**ACTION ITEM**
Your response should be the complete set of records, reproduced exactly.

**Stored data**
┄┄┄┄┄┄
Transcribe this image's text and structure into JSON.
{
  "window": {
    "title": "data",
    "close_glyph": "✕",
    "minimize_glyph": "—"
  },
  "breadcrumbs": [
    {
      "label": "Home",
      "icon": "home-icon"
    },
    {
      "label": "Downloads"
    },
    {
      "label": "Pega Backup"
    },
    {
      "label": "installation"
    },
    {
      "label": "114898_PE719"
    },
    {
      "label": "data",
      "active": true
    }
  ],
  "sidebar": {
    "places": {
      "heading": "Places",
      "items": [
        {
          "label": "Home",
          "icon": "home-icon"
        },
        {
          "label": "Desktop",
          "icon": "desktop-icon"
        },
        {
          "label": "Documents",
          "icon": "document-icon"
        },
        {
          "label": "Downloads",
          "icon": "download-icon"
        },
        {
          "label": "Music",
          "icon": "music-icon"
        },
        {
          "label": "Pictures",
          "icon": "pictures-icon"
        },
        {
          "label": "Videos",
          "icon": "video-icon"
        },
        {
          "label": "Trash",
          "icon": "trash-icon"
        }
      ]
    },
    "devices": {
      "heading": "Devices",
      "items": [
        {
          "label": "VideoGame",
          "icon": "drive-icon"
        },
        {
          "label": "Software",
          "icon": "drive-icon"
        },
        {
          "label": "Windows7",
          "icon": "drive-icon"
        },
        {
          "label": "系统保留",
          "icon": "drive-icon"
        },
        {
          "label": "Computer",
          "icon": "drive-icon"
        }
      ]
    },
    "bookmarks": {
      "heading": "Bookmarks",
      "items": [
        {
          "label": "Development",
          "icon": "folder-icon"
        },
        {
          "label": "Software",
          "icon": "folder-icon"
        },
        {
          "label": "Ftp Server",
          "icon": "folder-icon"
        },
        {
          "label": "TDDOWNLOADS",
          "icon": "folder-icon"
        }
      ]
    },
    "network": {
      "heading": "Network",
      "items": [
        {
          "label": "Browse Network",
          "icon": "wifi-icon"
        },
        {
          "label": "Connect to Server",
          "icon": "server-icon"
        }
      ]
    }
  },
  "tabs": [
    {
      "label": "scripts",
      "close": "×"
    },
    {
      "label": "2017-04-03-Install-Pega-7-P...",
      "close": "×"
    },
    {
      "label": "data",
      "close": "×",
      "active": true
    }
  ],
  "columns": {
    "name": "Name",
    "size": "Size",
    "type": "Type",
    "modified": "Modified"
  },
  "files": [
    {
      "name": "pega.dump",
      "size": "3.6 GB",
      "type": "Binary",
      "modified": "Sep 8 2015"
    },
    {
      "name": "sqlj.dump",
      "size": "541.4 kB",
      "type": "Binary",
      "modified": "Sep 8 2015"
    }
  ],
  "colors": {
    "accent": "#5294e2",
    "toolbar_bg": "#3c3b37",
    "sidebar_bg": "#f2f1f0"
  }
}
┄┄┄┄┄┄
**ANSWER TO THIS PROBLEM**
Transcribe this image's text and structure into JSON.
{
  "window": {
    "title": "data",
    "close_glyph": "✕",
    "minimize_glyph": "—"
  },
  "breadcrumbs": [
    {
      "label": "Home",
      "icon": "home-icon"
    },
    {
      "label": "Downloads"
    },
    {
      "label": "Pega Backup"
    },
    {
      "label": "installation"
    },
    {
      "label": "114898_PE719"
    },
    {
      "label": "data",
      "active": true
    }
  ],
  "sidebar": {
    "places": {
      "heading": "Places",
      "items": [
        {
          "label": "Home",
          "icon": "home-icon"
        },
        {
          "label": "Desktop",
          "icon": "desktop-icon"
        },
        {
          "label": "Documents",
          "icon": "document-icon"
        },
        {
          "label": "Downloads",
          "icon": "download-icon"
        },
        {
          "label": "Music",
          "icon": "music-icon"
        },
        {
          "label": "Pictures",
          "icon": "pictures-icon"
        },
        {
          "label": "Videos",
          "icon": "video-icon"
        },
        {
          "label": "Trash",
          "icon": "trash-icon"
        }
      ]
    },
    "devices": {
      "heading": "Devices",
      "items": [
        {
          "label": "VideoGame",
          "icon": "drive-icon"
        },
        {
          "label": "Software",
          "icon": "drive-icon"
        },
        {
          "label": "Windows7",
          "icon": "drive-icon"
        },
        {
          "label": "系统保留",
          "icon": "drive-icon"
        },
        {
          "label": "Computer",
          "icon": "drive-icon"
        }
      ]
    },
    "bookmarks": {
      "heading": "Bookmarks",
      "items": [
        {
          "label": "Development",
          "icon": "folder-icon"
        },
        {
          "label": "Software",
          "icon": "folder-icon"
        },
        {
          "label": "Ftp Server",
          "icon": "folder-icon"
        },
        {
          "label": "TDDOWNLOADS",
          "icon": "folder-icon"
        }
      ]
    },
    "network": {
      "heading": "Network",
      "items": [
        {
          "label": "Browse Network",
          "icon": "wifi-icon"
        },
        {
          "label": "Connect to Server",
          "icon": "server-icon"
        }
      ]
    }
  },
  "tabs": [
    {
      "label": "scripts",
      "close": "×"
    },
    {
      "label": "2017-04-03-Install-Pega-7-P...",
      "close": "×"
    },
    {
      "label": "data",
      "close": "×",
      "active": true
    }
  ],
  "columns": {
    "name": "Name",
    "size": "Size",
    "type": "Type",
    "modified": "Modified"
  },
  "files": [
    {
      "name": "pega.dump",
      "size": "3.6 GB",
      "type": "Binary",
      "modified": "Sep 8 2015"
    },
    {
      "name": "sqlj.dump",
      "size": "541.4 kB",
      "type": "Binary",
      "modified": "Sep 8 2015"
    }
  ],
  "colors": {
    "accent": "#5294e2",
    "toolbar_bg": "#3c3b37",
    "sidebar_bg": "#f2f1f0"
  }
}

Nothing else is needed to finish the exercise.